Inner-city suburbs with strong representations of younger time-poor professionals of high socioeconomics typically hold the strongest potential.

Examples within the Victorian market include;

  • South Melbourne

  • Fitzroy

  • South Yarra

  • Brunswick

Delivery Final_2 (1)

What You Might Not Expect

The characteristics of the restaurant itself (such as store visibility, access & parking availability) each impact delivery potential. All things equal, restaurants that are situated on greater traffic flows with clear pylon & blade signage record greater delivery sales. This is especially so if the restaurant is positioned on a major thoroughfare to & from employment hubs (where consistent brand exposure can be created).

This suggests that consumer choice isn’t entirely determined at home / on the app. The branding & exposure of the store is indirectly acting as an advertisement for delivery. Much like how having a bricks and mortar store present often drives higher online channel sales for fashion, the same principles can broadly be applied to food delivery sales.

The Impact of Cannibalisation

Calculating the net benefit of sales when one (or more) stores cannibalise sales from another is a critical consideration for store sales performance. Just like dropping in a new store too close to another will cannibalise sales for sit down restaurant trade (with destination driven brands experiencing a higher degree of negative sales performance than impulse driven) so to will delivery impact store sales performance. We’ve heard some brands use a standard 3km radius as a means of calculating cannibalisation, (meaning cannibalisation impact is likely higher within the 3 km zone) however we know that this isn’t necessarily the best method because it makes some assumptions. Customers don’t always follow a logical path when making a decision to buy products as per above paragraph. Sales performance, be it sit down restaurants, Drive Thru or Delivery can be impacted by a number of factors so it’s best to follow the general rule of thumb; store branding and signage visibility will play a part in whatever method a consumer may choose to engage with your brand. Sales delivery demand will not necessarily follow a neat circle around the store.

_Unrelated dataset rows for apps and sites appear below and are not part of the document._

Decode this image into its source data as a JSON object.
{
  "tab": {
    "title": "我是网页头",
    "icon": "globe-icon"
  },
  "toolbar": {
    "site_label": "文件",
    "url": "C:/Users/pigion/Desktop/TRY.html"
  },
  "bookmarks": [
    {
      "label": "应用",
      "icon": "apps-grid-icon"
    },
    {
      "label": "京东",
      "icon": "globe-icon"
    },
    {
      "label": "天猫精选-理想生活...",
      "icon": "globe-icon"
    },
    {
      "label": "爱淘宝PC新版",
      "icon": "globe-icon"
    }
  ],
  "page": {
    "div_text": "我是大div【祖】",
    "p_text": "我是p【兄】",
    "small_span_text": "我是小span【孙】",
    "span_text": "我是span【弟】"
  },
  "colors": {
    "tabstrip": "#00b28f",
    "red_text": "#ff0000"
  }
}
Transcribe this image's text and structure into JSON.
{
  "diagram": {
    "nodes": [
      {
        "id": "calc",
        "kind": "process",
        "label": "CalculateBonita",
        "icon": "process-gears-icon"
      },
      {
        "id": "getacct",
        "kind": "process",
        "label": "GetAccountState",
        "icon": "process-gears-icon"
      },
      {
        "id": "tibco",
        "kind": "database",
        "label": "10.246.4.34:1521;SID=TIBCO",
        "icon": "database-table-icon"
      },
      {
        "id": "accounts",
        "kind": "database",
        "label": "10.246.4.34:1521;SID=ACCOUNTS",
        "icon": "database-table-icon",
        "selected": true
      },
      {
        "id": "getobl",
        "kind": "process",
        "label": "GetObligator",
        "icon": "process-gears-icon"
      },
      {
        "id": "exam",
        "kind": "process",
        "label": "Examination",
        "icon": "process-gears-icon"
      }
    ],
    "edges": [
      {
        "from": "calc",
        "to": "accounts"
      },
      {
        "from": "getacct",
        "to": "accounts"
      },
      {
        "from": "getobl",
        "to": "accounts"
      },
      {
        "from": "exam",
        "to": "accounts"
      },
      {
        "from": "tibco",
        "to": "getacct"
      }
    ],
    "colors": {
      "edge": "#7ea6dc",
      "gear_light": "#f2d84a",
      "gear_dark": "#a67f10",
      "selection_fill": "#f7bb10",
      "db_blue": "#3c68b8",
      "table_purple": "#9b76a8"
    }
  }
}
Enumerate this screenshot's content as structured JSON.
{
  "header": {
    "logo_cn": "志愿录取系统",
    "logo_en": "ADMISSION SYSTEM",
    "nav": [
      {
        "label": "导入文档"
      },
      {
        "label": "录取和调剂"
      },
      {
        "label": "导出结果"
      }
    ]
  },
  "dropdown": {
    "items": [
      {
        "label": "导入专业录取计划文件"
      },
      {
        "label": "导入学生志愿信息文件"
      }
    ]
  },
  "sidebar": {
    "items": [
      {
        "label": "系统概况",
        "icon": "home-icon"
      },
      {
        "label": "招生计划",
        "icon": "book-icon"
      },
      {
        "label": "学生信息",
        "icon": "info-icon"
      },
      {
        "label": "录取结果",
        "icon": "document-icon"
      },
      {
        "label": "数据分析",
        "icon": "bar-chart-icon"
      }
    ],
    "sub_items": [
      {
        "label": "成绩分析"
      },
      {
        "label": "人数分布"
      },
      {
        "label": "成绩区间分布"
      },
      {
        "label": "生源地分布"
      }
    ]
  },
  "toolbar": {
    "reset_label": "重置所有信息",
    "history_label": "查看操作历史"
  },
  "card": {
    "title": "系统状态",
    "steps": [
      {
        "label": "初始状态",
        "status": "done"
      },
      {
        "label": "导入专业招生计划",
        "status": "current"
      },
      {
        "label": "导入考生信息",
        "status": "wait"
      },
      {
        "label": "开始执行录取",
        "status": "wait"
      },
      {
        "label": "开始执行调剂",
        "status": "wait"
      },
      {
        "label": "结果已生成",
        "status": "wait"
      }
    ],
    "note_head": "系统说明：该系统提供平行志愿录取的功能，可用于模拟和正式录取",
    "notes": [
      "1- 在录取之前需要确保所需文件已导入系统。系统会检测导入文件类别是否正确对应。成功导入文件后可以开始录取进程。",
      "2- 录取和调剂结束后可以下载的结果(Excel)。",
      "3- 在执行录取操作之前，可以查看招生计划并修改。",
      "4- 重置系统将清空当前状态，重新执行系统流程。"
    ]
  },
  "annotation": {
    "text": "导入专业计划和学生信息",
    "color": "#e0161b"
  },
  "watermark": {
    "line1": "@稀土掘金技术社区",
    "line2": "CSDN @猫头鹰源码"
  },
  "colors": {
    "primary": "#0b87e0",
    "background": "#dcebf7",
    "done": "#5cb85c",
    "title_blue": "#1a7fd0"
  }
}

If you would like to know more about our services and how we can help with store network planning, from location analysis to mobile device data tracking to assist your business with a more holistic approach to strategic planning, please contact Jeff Vassel 0421 684 444 or email jeffv@geotechinfo.com.au